One of the simple pleasures, the whiskey in the coffee, of a life after religion is that you find yourself with free time on Sunday mornings. This perk shouldn’t be underestimated; it’s a portion of time that once was under the sole ownership of your congregation as dictated by God himself, where you were ordered to subject yourself to servility and masochism under the guise that the universe exists with you in mind. So once you wake on the first Sunday morning after having made the choice to quit driving yourself to that building every week, you find that you’ve gained more than time. You’ve gained an opportunity.
Whereas the beauty of this perk shouldn’t be underestimated, I hesitate to stack on more gravity than is necessary to what one should do with this time. Because that’s part of the point – it’s yours to do with as you choose! Most of us likely find sufficient reason to be happy with this time just so that we can sleep in a bit, then wake up slowly so that we can have a leisurely breakfast while catching up on news. Maybe it’s the day of the week where you really decide to go all out on breakfast, mushroom and spinach omelets with freshly grated hash browns, or maybe you’re more into pancakes or waffles?
It’s pretty easy to simply send this new free time into the tight grip of banal minutiae, and I confess that’s what I typically do. This is time to do really whatever you want, so by all means do so. But I propose that perhaps it’s not a bad idea to look back on what Sunday mornings were once about for you, the previously devout, and to consider reclaiming the time in a similar fashion, only now with humanism as a central philosophy. What do I mean by this? Well, many of us had been told for years that this was the optimum time to express our spirituality, and we did so by listening to drab readings from the same book each week followed by a bitter snack of cheap wine and stale crackers. Is this really the best way to express one’s spirituality, or sense of the numinous or transcendence? How about waking up early on Sunday to go for a walk in the crisp morning air instead? Especially if you live in a rural setting, taking a few minutes to reconnect with nature is always a great way to unwind and get a brief sense that you are in fact part of something greater. After all, we share DNA with all the trees and creatures that surround us.

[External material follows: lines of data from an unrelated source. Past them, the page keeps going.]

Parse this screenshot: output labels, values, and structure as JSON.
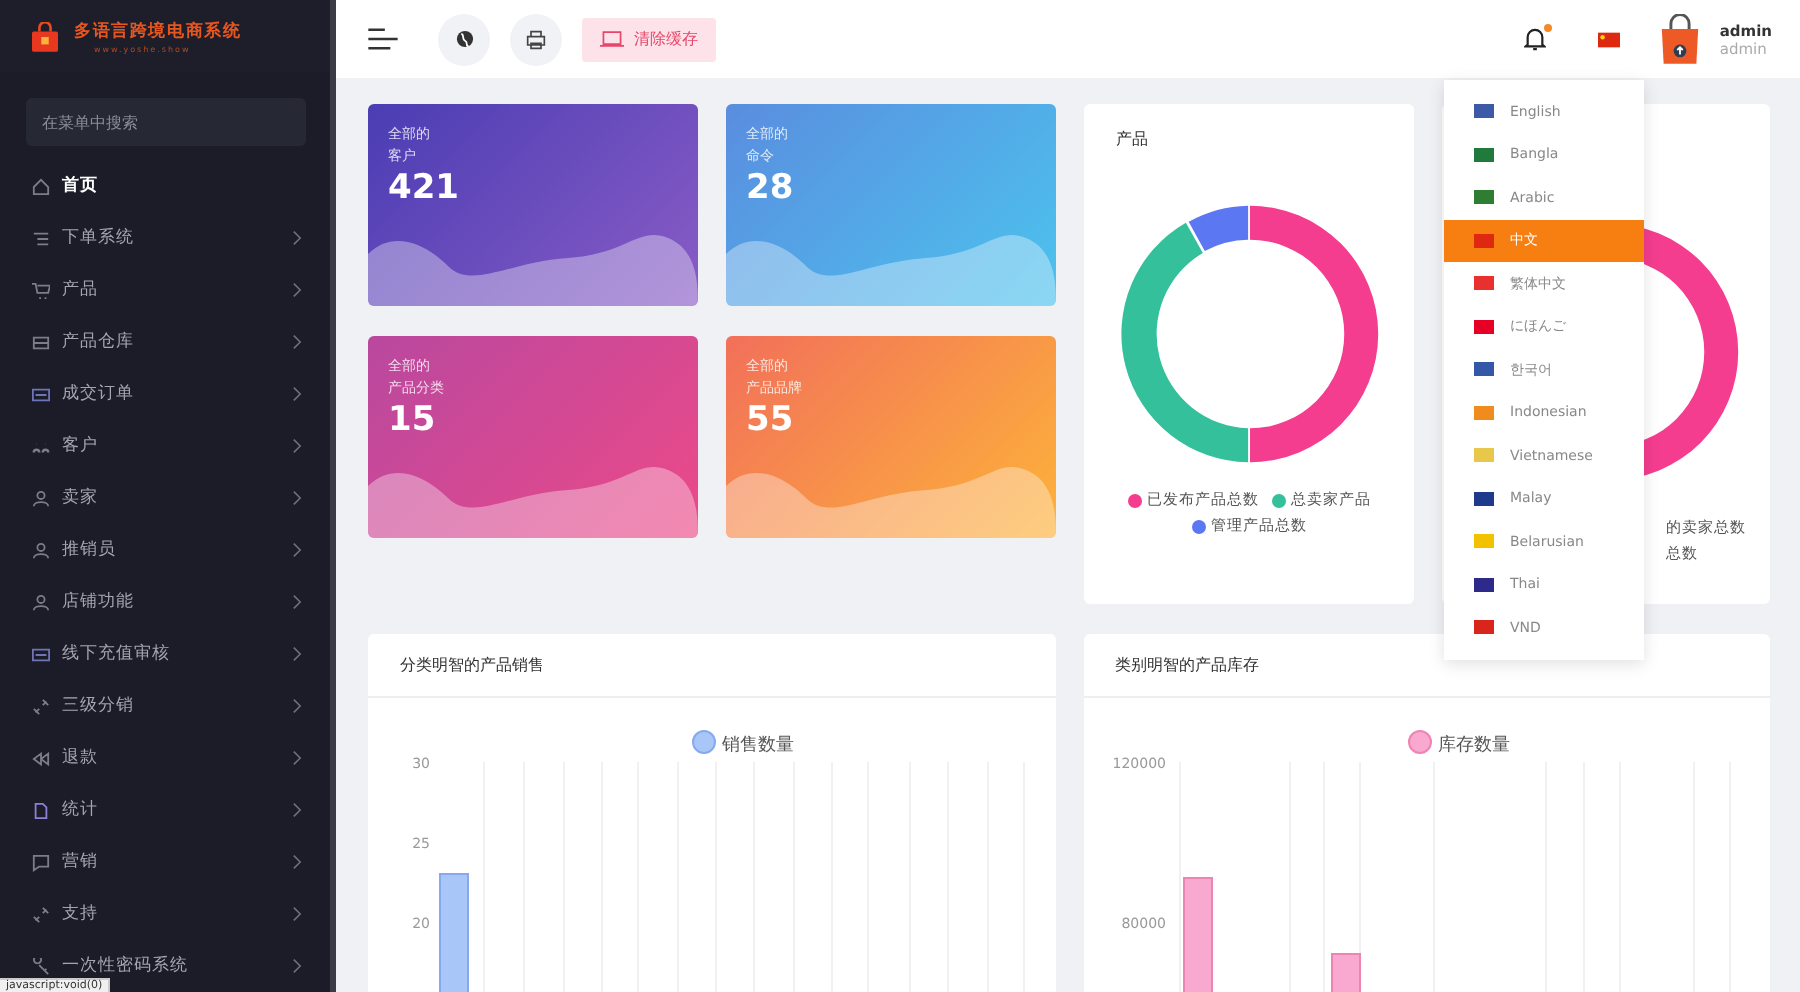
{
  "sidebar": {
    "title": "多语言跨境电商系统",
    "subtitle": "www.yoshe.show",
    "search": {
      "placeholder": "在菜单中搜索"
    },
    "items": [
      {
        "label": "首页",
        "selected": true,
        "submenu": false
      },
      {
        "label": "下单系统",
        "selected": false,
        "submenu": true
      },
      {
        "label": "产品",
        "selected": false,
        "submenu": true
      },
      {
        "label": "产品仓库",
        "selected": false,
        "submenu": true
      },
      {
        "label": "成交订单",
        "selected": false,
        "submenu": true
      },
      {
        "label": "客户",
        "selected": false,
        "submenu": true
      },
      {
        "label": "卖家",
        "selected": false,
        "submenu": true
      },
      {
        "label": "推销员",
        "selected": false,
        "submenu": true
      },
      {
        "label": "店铺功能",
        "selected": false,
        "submenu": true
      },
      {
        "label": "线下充值审核",
        "selected": false,
        "submenu": true
      },
      {
        "label": "三级分销",
        "selected": false,
        "submenu": true
      },
      {
        "label": "退款",
        "selected": false,
        "submenu": true
      },
      {
        "label": "统计",
        "selected": false,
        "submenu": true
      },
      {
        "label": "营销",
        "selected": false,
        "submenu": true
      },
      {
        "label": "支持",
        "selected": false,
        "submenu": true
      },
      {
        "label": "一次性密码系统",
        "selected": false,
        "submenu": true
      }
    ]
  },
  "status_link": "javascript:void(0)",
  "header": {
    "clear_cache_button": "清除缓存",
    "notification_dot": true,
    "user": {
      "name": "admin",
      "role": "admin"
    }
  },
  "language_menu": [
    {
      "label": "English",
      "color": "#3c5aa6",
      "selected": false
    },
    {
      "label": "Bangla",
      "color": "#1f7a3c",
      "selected": false
    },
    {
      "label": "Arabic",
      "color": "#2e7d32",
      "selected": false
    },
    {
      "label": "中文",
      "color": "#de2910",
      "selected": true
    },
    {
      "label": "繁体中文",
      "color": "#e8312f",
      "selected": false
    },
    {
      "label": "にほんご",
      "color": "#e60026",
      "selected": false
    },
    {
      "label": "한국어",
      "color": "#3457a8",
      "selected": false
    },
    {
      "label": "Indonesian",
      "color": "#f08c1e",
      "selected": false
    },
    {
      "label": "Vietnamese",
      "color": "#e8c84a",
      "selected": false
    },
    {
      "label": "Malay",
      "color": "#1f3a8a",
      "selected": false
    },
    {
      "label": "Belarusian",
      "color": "#f2c200",
      "selected": false
    },
    {
      "label": "Thai",
      "color": "#2d2a8a",
      "selected": false
    },
    {
      "label": "VND",
      "color": "#da251d",
      "selected": false
    }
  ],
  "stat_cards": [
    {
      "caption": "全部的",
      "label": "客户",
      "value": "421"
    },
    {
      "caption": "全部的",
      "label": "命令",
      "value": "28"
    },
    {
      "caption": "全部的",
      "label": "产品分类",
      "value": "15"
    },
    {
      "caption": "全部的",
      "label": "产品品牌",
      "value": "55"
    }
  ],
  "product_card": {
    "title": "产品",
    "legend": [
      {
        "label": "已发布产品总数",
        "color": "#f53d8f"
      },
      {
        "label": "总卖家产品",
        "color": "#33c09a"
      },
      {
        "label": "管理产品总数",
        "color": "#5b78f2"
      }
    ]
  },
  "seller_card": {
    "legend": [
      "的卖家总数",
      "总数"
    ]
  },
  "sales_chart": {
    "title": "分类明智的产品销售",
    "chart_data": {
      "type": "bar",
      "categories": [
        null
      ],
      "series": [
        {
          "name": "销售数量",
          "color": "#a9c6f8",
          "values": [
            23
          ]
        }
      ],
      "ylim": [
        0,
        30
      ],
      "yticks": [
        20,
        25,
        30
      ]
    }
  },
  "stock_chart": {
    "title": "类别明智的产品库存",
    "chart_data": {
      "type": "bar",
      "categories": [
        null,
        null
      ],
      "series": [
        {
          "name": "库存数量",
          "color": "#f9a8cf",
          "values": [
            91000,
            72000
          ]
        }
      ],
      "ylim": [
        0,
        120000
      ],
      "yticks": [
        80000,
        120000
      ]
    }
  }
}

As for me, last Sunday I gave meditation a serious try for the first time. I won’t write in any detail my experience with it as I don’t have a strong enough grasp on the process to explain it properly, but suffice it to say that it was a peaceful time where clarity of mind seemed genuinely possible. I confess that I haven’t been keeping up on it very, ahem, religiously, but I fully intend to continue practicing meditation.
And even if it isn’t a daily practice, perhaps it should be at least weekly. And Sunday morning seems a pretty good time to do so.
So how about you, dear reader? Those of you who have left the religion of your family, what do you like to do with your newfound free time that was once committed to attending church?